Spring is a time of renewal, and that also extends to your lawn. After a long, cold winter, your yard is bound to need some upkeep if you want it to look its best.
Nearly 20% of homeowners say yard work is more expensive than they initially expected, which is all the more reason to stay diligent when it comes to consistent upkeep. Regular maintenance will reduce the likelihood of costly projects down the line, help maintain excellent curb appeal, and get potential buyers interested if you’re thinking about selling your home.
Follow the spring lawn maintenance checklist below to help ensure your lawn is healthy, lush, and green throughout the growing season.
1. Remove Debris
The first step in spring lawn maintenance is to clear away any buildup of debris that could have accumulated during the winter season. This includes fallen leaves, sticks, and other pieces that can smother grass and promote disease. Raking and bagging this debris is a great way to get rid of it and help your lawn get off to a good start.
2. Pressure Wash Driveway, Porches, and Sidewalks
Pressure washing can significantly improve the look of your yard by removing built-up dirt, grime, and stains. Over time, outdoor surfaces become discolored and unsightly, but pressure washing can quickly and effectively restore them to their original condition. And by taking good care of these areas, you help extend their lifespans.
3. Aerate Your Lawn
Frequent lawn use has a punishing effect on your grass, adding pressure and making it harder for necessary nutrients to reach roots. Aerating your lawn involves punching small holes into the soil to allow water, air, and nutrients to infiltrate more deeply into the root zone. This can help relieve compacted earth and improve drainage, leading to healthier grass. There are two options for getting the job done: You can either rent an aerator or enlist the services of a professional.
4. Overseed Bare Spots
If your lawn looks thin or patchy, overseeding can help fill in the gaps. This involves spreading grass seed over your existing lawn to encourage new growth. Make sure to choose a seed mix appropriate for your climate and soil type and follow the manufacturer’s instructions for application.
5. Apply Fertilizer
To help your lawn grow lush and weed-free, consider applying fertilizer to your lawn in the spring. Experts suggest watering your lawn both before and after you spread the fertilizer to help the nutrients penetrate the soil. There are a variety of fertilizers to choose from, so do some research ahead of time to figure out which is the best fit for your local grass and soil.
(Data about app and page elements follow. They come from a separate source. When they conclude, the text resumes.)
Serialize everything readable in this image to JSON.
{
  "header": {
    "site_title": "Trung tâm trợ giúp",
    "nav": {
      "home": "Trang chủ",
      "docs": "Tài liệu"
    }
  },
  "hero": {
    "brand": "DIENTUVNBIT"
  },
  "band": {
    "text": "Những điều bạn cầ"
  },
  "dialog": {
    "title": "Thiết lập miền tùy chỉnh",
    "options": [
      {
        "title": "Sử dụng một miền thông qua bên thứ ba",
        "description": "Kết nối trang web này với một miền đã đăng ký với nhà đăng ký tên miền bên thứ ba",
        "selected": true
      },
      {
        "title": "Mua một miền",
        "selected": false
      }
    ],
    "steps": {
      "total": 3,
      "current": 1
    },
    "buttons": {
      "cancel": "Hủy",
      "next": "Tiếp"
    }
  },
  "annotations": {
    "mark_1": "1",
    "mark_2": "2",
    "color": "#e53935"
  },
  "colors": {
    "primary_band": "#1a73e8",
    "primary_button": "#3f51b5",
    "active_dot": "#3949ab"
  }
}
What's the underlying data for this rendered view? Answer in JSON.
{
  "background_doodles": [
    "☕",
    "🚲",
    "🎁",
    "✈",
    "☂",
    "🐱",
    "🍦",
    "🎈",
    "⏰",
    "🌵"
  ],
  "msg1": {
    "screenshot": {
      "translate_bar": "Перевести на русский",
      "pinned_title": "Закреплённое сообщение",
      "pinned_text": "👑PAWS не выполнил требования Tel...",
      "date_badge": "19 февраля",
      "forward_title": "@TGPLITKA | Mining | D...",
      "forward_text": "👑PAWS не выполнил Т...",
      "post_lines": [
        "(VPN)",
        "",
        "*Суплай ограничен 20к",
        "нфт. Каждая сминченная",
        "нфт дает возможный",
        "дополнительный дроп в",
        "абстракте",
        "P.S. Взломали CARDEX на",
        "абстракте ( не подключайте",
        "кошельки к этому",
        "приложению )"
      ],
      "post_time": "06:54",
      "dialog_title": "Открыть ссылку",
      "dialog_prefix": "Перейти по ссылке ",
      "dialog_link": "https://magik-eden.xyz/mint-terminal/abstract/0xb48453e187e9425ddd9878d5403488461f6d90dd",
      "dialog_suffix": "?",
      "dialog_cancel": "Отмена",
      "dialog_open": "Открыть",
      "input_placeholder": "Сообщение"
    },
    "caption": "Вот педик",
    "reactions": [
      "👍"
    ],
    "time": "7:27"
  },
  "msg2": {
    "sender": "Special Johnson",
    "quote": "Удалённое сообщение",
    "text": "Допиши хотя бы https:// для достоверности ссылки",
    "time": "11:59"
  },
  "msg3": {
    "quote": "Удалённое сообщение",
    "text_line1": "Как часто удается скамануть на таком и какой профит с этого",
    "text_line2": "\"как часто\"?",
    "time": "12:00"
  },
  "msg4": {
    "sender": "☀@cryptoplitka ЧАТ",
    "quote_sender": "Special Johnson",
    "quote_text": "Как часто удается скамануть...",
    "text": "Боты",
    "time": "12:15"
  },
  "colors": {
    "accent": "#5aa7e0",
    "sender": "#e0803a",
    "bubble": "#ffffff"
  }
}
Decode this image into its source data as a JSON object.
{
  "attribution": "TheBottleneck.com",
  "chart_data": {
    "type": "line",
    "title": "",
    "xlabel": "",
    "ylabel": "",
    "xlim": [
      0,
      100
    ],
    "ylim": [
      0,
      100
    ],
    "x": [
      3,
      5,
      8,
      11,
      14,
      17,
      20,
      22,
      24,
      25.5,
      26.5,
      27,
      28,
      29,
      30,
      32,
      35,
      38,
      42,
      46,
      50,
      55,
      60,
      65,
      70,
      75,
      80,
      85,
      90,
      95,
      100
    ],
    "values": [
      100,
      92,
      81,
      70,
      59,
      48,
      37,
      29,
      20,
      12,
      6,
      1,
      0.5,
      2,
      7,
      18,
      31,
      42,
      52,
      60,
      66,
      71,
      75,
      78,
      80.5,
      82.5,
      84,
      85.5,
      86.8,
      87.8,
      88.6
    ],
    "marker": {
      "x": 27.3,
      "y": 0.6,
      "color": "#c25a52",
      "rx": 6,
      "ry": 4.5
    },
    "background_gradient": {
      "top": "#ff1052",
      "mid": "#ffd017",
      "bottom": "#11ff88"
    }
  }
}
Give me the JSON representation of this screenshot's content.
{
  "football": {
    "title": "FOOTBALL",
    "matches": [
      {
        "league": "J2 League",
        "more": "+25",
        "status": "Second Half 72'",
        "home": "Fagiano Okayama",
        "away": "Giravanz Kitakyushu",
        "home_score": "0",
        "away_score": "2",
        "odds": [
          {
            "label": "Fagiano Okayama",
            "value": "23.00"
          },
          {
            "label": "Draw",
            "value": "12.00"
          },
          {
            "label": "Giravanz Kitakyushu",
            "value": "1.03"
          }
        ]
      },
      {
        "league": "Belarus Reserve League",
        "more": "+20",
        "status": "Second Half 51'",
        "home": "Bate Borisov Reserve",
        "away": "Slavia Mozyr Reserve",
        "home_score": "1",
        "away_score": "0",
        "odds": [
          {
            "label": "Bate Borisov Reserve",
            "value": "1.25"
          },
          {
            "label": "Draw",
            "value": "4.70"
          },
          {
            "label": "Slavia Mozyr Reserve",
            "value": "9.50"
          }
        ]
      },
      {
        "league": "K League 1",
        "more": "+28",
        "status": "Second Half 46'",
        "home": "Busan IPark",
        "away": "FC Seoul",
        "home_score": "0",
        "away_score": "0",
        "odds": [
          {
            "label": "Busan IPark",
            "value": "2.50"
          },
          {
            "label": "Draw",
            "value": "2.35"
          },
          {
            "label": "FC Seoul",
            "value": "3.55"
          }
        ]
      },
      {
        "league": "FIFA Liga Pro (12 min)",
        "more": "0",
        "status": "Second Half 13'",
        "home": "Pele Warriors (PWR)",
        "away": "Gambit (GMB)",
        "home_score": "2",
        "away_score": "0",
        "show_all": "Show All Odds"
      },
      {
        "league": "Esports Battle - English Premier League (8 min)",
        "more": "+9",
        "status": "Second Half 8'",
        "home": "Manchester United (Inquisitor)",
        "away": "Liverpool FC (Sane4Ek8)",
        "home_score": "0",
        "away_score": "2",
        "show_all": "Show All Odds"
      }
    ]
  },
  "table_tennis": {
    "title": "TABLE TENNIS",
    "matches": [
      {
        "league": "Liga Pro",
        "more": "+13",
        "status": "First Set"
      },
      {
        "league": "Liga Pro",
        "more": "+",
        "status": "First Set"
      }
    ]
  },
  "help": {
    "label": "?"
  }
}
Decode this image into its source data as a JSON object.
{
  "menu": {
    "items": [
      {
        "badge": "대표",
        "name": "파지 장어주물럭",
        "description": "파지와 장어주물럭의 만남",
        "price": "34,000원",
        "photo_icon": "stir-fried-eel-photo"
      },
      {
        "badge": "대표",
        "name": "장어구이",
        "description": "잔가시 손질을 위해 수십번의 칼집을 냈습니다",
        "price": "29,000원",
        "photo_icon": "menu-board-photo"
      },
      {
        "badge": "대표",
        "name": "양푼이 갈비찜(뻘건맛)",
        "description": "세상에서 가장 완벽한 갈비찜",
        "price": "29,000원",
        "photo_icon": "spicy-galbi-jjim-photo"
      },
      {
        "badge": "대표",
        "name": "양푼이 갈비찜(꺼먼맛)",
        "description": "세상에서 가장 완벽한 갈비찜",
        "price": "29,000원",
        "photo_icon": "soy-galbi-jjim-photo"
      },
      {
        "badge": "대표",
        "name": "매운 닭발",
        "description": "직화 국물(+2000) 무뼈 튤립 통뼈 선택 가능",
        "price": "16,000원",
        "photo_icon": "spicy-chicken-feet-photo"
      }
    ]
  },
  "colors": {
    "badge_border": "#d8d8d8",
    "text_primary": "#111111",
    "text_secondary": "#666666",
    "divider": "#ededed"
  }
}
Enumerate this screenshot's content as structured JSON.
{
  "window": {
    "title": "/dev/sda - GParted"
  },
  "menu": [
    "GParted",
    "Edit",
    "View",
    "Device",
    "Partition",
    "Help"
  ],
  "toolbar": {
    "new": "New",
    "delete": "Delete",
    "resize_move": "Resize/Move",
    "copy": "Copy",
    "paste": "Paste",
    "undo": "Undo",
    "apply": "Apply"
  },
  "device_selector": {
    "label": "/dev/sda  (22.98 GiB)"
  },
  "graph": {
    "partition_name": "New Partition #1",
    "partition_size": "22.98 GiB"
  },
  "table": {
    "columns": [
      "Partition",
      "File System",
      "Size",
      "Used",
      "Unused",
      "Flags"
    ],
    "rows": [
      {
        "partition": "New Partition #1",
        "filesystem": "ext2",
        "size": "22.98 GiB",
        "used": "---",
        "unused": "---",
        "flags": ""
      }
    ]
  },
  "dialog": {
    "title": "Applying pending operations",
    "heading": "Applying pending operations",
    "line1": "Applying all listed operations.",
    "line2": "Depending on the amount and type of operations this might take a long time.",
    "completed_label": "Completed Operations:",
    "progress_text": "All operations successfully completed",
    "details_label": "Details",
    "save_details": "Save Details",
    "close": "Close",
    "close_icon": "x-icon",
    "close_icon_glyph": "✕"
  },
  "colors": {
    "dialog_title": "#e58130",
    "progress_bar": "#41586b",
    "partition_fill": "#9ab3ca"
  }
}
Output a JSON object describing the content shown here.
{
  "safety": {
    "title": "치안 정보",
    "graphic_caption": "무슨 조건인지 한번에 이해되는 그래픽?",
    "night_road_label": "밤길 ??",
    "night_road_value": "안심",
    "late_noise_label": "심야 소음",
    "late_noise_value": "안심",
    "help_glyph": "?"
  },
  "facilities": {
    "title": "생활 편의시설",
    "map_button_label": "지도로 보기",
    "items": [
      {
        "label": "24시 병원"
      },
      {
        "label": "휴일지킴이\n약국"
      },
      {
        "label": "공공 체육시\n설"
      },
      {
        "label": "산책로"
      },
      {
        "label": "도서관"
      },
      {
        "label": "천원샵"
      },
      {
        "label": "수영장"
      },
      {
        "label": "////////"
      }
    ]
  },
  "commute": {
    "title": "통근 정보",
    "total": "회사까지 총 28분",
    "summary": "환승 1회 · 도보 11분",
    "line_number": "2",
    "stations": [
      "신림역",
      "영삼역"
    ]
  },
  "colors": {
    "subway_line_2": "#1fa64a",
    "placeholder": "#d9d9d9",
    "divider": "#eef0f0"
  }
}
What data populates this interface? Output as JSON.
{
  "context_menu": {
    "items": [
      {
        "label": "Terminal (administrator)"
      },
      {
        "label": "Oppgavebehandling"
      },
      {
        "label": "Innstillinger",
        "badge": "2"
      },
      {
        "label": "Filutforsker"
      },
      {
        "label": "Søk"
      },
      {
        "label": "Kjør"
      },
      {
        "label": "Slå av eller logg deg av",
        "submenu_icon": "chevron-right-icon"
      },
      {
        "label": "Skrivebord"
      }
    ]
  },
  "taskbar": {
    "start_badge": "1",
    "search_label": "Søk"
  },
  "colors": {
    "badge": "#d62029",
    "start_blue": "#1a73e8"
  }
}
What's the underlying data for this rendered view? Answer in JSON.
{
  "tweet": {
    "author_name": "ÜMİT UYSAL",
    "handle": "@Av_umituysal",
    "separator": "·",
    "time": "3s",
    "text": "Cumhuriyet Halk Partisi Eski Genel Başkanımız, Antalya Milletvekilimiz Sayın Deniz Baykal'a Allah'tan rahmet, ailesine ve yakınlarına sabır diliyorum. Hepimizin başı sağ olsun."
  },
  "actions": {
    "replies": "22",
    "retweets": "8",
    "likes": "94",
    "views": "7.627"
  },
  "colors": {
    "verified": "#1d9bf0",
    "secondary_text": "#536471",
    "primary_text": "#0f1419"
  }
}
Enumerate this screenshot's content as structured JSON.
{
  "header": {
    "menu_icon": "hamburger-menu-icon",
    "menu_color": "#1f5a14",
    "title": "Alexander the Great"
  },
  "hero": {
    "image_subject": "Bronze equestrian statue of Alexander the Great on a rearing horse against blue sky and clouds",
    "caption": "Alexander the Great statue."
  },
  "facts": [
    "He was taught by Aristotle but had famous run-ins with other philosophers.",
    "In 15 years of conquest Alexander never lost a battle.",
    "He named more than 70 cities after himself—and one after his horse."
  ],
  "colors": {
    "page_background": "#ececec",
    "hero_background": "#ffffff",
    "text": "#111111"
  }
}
6. Weed Control
Targeting weeds in the springtime is an excellent opportunity to prevent them from taking over your lawn. Some homeowners prefer to remove weeds by hand, while others use herbicides. Be sure to wear gloves and pull the weeds out by the root to prevent them from growing back. Tackling unwanted weeds during the spring months will help ensure that your summer lawn is in tip-top shape.
7. Clean Your Gutters
Over the winter, debris such as twigs, leaves, and dirt can collect in your gutters, preventing water from flowing freely and potentially causing damage to your roof or foundation.
To clean your gutters, use a ladder and scoop out the debris by hand or with a scoop tool. After removing the debris, flush the gutters with a hose to make sure they are unobstructed and flowing correctly. Don’t forget to wear gloves and take safety precautions to avoid falls or injury.
8. Dethatch Your Lawn
If your lawn looks sparse or uneven, it may be time to dethatch. Dethatching involves removing the thick layer of thatch, which is a mat-like layer of dead turf and various organic matter that builds up on the soil’s surface. In many cases, this layer can prevent water and nutrients from reaching the roots of your grass. Dethatching the lawn can improve the chances of your grass getting the resources it needs to thrive.
9. Plant Summer-Flowering Bulbs
Spring is the ideal time to plant summer-flowering bulbs — such as gladiolus, dahlias, and lilies — since the ground has thawed and temperatures are warming up.
Be sure to space out the bulbs according to the guidelines for the specific bulb type. With proper planting and care, your summer bulbs will bloom beautifully in the warm summer months.
10. Monitor for Pests and Disease
Monitoring for pests and diseases is integral to spring lawn maintenance. Look for signs of damage, such as brown spots or yellowing, and take action as needed. You may need to apply an insecticide or fungicide to control the problem, or you may need to adjust your watering or fertilizing practices.
11. Don’t Forget to Edge
Edging your lawn gives it a neat, polished look. Use a spade or edging tool to create a clean line between your lawn and any adjacent hardscaping, such as sidewalks or driveways. Making these barriers also stops your grass from spreading into unwanted areas.
12. Watering the Right Way
Watering your lawn is essential to keeping it healthy and green, but it’s important to do it correctly. Make sure to water deeply and infrequently to encourage deep root growth. But be mindful of how much water you’re using.
Not only can overwatering lead to disease and root rot for your plants, but it’s also not great for the environment. If you want to reduce your daily water usage, consider investing in a water meter to monitor your daily output.